We keep hearing about the outbreak of Listeria monocytogenes – how worried should we be?
What you need to know. Plus 8 ways to avoid it
AM I AT RISK?
That depends. You don’t need to be a particular physical type to get it – anyone can, from newborns to healthy (or previously healthy!) adults. But it’s worth noting that most of the 748 laboratory-confirmed cases are people who already had some kind of underlying immune supression like HIV, cancer, chronic kidney or liver disease, or those on prolonged steroid therapy, or organ transplant recipients.
Having said that, if you’re pregnant you need to be careful, especially if you’re in your third trimester, because it can affect newborns and there is a possibility of complications if the central nervous system (brain or spinal cord) gets involved. You’ll probably feel as if you have flu, but with backache too. Don’t worry: it’s most often very mild and can easily be fixed, but if you have diarrhoea that just doesn’t seem to get better, best you see your doctor for a stool and blood culture.
ANY SYMPTOMS I SHOULD LOOK OUT FOR?
Symptoms vary depending on which system is involved – your brain, spinal cord, blood stream or your digestive system. But you may notice any or all of these: watery stools, fever, headache, dizziness, nausea, vomiting, generalized malaise, your joints and muscles will ache, you may have a stiff neck, feel confused or even, in a bad case, have a seizure. These symptoms usually last up to 48 hours, and then you simply recover from them.
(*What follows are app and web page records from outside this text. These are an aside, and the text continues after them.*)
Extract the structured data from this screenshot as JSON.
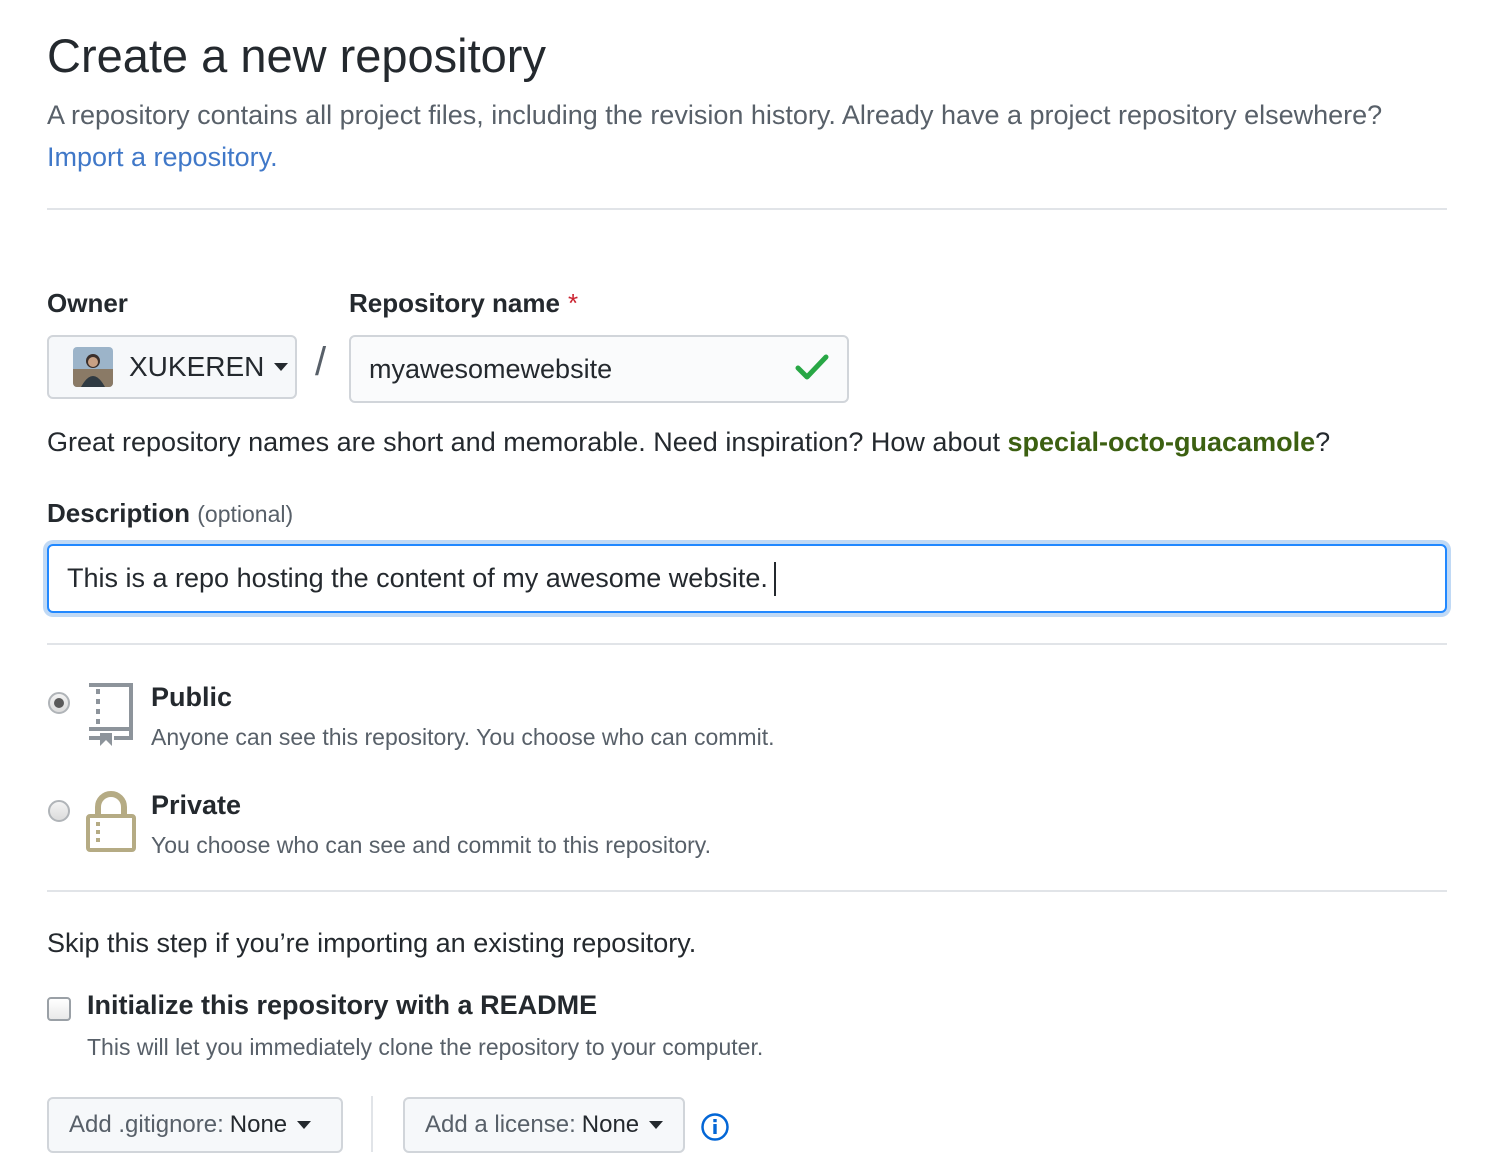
{
  "page": {
    "title": "Create a new repository",
    "subtitle": "A repository contains all project files, including the revision history. Already have a project repository elsewhere?",
    "import_link": "Import a repository."
  },
  "owner": {
    "label": "Owner",
    "name": "XUKEREN",
    "avatar_icon": "user-avatar"
  },
  "repo": {
    "label": "Repository name",
    "required_mark": "*",
    "separator": "/",
    "value": "myawesomewebsite",
    "valid_icon": "check-icon",
    "valid_color": "#28a745"
  },
  "hint": {
    "text": "Great repository names are short and memorable. Need inspiration? How about ",
    "suggestion": "special-octo-guacamole",
    "suffix": "?"
  },
  "description": {
    "label": "Description",
    "optional": "(optional)",
    "value": "This is a repo hosting the content of my awesome website."
  },
  "visibility": {
    "selected": "public",
    "public": {
      "title": "Public",
      "desc": "Anyone can see this repository. You choose who can commit.",
      "icon": "repo-book-icon"
    },
    "private": {
      "title": "Private",
      "desc": "You choose who can see and commit to this repository.",
      "icon": "lock-icon"
    }
  },
  "init": {
    "skip_text": "Skip this step if you’re importing an existing repository.",
    "readme_label": "Initialize this repository with a README",
    "readme_desc": "This will let you immediately clone the repository to your computer.",
    "readme_checked": false
  },
  "gitignore": {
    "prefix": "Add .gitignore:",
    "value": "None"
  },
  "license": {
    "prefix": "Add a license:",
    "value": "None",
    "info_icon": "info-icon"
  },
  "colors": {
    "link": "#4078c8",
    "suggestion": "#3c6011",
    "focus": "#2188ff",
    "lock": "#b5ab84"
  }
}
There is a very tiny possibility of complications like meningitis, encephalitis, endocarditis, septicaemia, brain abcess and so on, but it’s very rare and unlikely if you’re healthy.
WHAT CAUSES IT?
Genetic testing has identified a single strain of the bacteria, sequence type 6 (ST6), that seems to be causing the majority of infections. It’s most often found in soil, vegetation, water and faeces, but it’s extremely difficult to find the actual source and eliminate it, which would obviously be the best solution. This particular outbreak is most likely from ‘a food product on the market or a series of food products produced in the same manufacturing environment’‚ says South African food microbiologist and food safety expert Dr Lucia Anelich, but ‘as things stand‚ the source is still not known’.
IS LISTERIOSIS CONTAGIOUS?
No. It can’t be transmitted from person to person. You’ll get it from drinking contaminated water, or eating contaminated food. Although it tends to thrive in summer, the latest studies have shown that listeria actually accounts for less than one percent of reported cases of bacterial food-borne infections.
HOW IS IT DIAGNOSED?
The diagnosis is confirmed by the results of a blood culture or from fluid taken from the central nervous system via a lumbar puncture. Listeriosis is now a notifiable disease, which means all healthcare workers are legally obliged to report all new cases to the Department of Health. This, of course, helps with tracing the source of the infection.
WHAT’S THE TREATMENT?
Fortunately, healthy people may not require any treatment – listeriosis usually resolves itself within a couple of days. Some people may need antibiotics, but the treatment varies from patient to patient and depends on other factors too, like your underlying health, for instance.
SOME GOOD NEWS
Finally, it’s important to remember that even though the numbers look bad, most people with no underlying ill-health get better on their own, or with minimal treatment. But if you’re in any doubt, err on the side of caution and contact your nearest health care practitioner.